Star loyalists encounter the stories of condescension, arrogance, anger, and other flattering portrayals with memories of his compassion, social awareness, and how hard he fought in the game for minorities and women. Despite Stern's willingness to play the villain, Stern's death inspired the kind of heartfelt condolences and tributes due to a political dignitary.
Lon Rosen, Magic Johnson's longtime agent, called to make sure I hadn't forgotten that Stern would not stop making sure that Johnson was in space just a few months after he announced he was infected with HIV -Star game from 1992 can participate. the virus that causes AIDS.
"Earvin's dream was to play at the Olympics," said Rosen. "David had to do it. It wasn't an accomplished fact, but David could get Earvin's permission to play on the Dream Team. "
Rosen was a natural place for me to share star stories. Rosen, who was now the Executive Vice President and Chief Marketing Officer of the Los Angeles Dodgers, helped put together the memorable press conference on November 7, 1991, when Johnson, now one of the main owners of the Dodgers, suddenly resigned from the Lakers HIV virus, the i have achieved. "
My first N.B.A. A journalist's job outside of college was to join the army of the Los Angeles Daily News about this press conference. My specific instructions: a sidebar on star.
Rosen went on to say that there were times when even Magic was scolded so close to Johnson and Stern.

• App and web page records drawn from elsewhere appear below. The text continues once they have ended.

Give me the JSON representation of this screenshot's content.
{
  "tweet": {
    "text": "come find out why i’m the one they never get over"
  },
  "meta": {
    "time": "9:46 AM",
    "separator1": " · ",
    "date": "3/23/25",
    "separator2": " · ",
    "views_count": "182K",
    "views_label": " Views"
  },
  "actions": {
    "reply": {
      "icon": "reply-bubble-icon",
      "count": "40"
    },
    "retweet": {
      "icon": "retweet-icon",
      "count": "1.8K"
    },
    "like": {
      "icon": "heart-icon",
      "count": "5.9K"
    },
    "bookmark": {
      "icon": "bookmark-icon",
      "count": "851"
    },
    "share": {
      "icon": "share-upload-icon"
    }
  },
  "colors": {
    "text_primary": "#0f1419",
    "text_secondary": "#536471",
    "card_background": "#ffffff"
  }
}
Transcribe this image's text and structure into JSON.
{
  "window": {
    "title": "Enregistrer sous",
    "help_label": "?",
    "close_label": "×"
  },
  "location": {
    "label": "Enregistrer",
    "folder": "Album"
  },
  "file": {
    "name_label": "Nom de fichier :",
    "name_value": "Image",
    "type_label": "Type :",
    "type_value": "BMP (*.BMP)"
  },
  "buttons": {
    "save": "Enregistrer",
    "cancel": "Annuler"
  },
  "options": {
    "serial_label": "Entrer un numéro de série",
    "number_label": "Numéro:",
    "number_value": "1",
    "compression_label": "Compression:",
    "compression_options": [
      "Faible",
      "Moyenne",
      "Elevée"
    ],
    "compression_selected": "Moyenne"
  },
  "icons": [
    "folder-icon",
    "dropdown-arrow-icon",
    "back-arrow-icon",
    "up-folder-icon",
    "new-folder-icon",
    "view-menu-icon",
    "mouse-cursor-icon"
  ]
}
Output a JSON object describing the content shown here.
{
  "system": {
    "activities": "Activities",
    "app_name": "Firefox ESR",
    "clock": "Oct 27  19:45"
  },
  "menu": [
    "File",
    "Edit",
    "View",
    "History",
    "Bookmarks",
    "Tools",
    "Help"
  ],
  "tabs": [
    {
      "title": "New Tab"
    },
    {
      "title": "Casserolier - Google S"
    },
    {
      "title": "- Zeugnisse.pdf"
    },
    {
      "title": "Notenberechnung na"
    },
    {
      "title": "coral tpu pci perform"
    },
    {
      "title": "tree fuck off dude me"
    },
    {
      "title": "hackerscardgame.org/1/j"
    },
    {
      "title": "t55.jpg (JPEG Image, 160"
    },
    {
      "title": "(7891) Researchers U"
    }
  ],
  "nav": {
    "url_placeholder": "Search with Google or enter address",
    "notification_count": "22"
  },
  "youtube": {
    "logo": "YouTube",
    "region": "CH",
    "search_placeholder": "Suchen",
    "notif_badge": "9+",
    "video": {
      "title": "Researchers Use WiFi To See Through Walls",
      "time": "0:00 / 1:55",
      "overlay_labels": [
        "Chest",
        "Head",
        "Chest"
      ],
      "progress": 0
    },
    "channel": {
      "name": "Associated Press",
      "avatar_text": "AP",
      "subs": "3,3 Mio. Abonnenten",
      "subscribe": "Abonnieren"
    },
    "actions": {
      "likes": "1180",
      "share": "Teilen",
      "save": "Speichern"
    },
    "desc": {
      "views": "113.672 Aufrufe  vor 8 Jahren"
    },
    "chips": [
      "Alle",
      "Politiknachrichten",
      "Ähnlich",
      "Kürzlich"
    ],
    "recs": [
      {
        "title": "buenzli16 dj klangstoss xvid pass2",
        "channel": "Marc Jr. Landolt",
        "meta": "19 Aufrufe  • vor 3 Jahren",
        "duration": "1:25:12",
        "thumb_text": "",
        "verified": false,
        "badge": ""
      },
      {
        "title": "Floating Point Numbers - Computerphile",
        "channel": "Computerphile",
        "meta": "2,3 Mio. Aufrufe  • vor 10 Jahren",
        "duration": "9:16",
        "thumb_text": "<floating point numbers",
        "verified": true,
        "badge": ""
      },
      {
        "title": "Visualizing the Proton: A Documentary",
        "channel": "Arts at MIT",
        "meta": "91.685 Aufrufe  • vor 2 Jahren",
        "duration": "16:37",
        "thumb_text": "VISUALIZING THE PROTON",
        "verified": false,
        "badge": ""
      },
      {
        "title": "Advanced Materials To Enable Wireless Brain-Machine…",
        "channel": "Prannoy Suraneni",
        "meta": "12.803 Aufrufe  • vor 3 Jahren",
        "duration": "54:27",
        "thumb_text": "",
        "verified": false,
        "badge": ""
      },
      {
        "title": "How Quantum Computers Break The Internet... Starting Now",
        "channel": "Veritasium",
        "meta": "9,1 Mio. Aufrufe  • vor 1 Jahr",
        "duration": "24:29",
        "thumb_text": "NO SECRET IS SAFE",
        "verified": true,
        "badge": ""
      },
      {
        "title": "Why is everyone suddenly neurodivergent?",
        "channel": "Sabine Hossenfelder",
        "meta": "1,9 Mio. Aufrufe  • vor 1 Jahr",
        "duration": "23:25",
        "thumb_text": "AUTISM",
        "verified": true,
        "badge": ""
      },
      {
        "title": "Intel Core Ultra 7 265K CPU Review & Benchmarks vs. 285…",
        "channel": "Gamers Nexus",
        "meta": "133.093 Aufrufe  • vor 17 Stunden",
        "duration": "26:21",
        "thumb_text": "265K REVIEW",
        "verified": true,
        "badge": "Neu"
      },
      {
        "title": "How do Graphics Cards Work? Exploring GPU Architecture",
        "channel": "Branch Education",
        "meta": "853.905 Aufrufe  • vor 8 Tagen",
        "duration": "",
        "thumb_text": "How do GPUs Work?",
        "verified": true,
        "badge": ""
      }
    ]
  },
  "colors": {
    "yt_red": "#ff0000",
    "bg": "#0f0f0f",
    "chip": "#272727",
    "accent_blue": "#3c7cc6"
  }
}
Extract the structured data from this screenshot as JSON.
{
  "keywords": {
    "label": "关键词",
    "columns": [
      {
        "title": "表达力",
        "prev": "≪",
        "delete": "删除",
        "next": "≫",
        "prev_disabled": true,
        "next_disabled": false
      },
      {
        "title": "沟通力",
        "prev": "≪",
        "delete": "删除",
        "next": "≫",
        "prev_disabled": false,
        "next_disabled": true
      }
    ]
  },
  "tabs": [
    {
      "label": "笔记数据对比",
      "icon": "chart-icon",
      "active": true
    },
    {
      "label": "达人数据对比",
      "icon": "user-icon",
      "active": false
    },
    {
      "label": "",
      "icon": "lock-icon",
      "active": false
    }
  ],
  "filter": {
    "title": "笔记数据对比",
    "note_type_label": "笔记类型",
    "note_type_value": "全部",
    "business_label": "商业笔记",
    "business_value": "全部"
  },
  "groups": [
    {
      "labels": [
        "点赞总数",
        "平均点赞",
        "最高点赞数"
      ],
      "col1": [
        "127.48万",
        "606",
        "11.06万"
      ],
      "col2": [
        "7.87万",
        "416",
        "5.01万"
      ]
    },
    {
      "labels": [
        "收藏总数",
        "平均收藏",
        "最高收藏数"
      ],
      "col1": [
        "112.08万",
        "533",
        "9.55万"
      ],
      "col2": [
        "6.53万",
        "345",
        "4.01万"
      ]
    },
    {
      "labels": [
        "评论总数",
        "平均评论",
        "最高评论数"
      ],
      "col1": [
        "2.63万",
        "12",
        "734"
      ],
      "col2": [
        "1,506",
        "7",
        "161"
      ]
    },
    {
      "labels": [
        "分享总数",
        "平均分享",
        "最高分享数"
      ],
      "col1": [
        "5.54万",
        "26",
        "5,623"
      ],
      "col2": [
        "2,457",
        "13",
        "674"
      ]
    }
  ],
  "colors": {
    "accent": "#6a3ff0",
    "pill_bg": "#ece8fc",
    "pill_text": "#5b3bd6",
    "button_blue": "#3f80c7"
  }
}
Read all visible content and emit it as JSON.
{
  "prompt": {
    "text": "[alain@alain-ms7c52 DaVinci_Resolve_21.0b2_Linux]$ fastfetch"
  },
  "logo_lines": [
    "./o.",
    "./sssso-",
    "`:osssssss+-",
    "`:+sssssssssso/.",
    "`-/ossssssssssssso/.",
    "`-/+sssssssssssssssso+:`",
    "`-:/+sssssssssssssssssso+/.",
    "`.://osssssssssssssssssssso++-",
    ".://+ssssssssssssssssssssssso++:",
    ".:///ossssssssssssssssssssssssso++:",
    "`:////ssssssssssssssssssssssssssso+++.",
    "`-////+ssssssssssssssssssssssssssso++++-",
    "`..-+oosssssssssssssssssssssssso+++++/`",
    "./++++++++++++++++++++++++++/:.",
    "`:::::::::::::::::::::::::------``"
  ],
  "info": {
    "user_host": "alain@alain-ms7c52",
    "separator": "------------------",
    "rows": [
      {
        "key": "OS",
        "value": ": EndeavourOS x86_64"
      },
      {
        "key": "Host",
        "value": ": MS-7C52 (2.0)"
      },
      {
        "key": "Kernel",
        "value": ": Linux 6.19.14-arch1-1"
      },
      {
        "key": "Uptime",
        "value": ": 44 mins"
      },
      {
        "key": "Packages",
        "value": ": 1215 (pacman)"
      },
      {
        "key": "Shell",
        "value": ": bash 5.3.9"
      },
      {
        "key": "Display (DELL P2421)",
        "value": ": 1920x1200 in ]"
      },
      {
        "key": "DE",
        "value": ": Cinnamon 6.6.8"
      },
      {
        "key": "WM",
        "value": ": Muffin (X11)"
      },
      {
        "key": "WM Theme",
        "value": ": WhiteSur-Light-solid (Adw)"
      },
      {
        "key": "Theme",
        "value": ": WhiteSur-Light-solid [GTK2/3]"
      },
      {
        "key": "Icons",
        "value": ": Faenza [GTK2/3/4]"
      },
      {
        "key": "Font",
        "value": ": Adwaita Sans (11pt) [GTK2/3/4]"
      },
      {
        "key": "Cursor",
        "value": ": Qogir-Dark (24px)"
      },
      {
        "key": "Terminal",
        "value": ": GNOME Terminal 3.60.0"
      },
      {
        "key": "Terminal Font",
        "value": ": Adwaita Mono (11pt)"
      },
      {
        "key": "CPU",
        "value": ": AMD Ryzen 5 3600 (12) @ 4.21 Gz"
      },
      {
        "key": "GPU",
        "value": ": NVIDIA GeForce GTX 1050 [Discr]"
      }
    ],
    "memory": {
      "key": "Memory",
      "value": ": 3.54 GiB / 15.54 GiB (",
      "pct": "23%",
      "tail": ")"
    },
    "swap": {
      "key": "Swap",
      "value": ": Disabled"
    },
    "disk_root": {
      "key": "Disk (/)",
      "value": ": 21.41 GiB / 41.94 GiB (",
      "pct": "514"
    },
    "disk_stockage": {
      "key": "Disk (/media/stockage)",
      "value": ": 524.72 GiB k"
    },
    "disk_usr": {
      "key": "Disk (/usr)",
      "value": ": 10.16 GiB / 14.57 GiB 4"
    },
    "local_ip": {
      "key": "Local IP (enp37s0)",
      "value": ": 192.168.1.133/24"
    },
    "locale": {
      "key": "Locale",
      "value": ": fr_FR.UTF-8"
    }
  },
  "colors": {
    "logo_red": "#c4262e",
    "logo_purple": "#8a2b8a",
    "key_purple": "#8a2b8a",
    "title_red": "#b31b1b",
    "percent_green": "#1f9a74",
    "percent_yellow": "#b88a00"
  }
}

In 1990, Rosen watched a one-on-one game of Magic vs. Michael in Las Vegas with a pay-per-view television audience and a huge cash prize. Stern pleaded with Johnson to retreat and was convinced that it was a bad sight for the league if its stars dueled like boxers, and Magic did.
"There was another time we were in a contract dispute with Converse and he yelled at me like I was a kid:" You will ruin Magic Johnson! "Rosen remembered." But that was David. "
It was a star – for everyone. They understood and accepted it, which is why in this last meeting I asked him to call me at any time to emphasize my stupidity.
Above all, they understood that Stern wanted everyone who had something to do with the N.B.A. care as deep as he does. Even the annoying scribes like me who just covered it.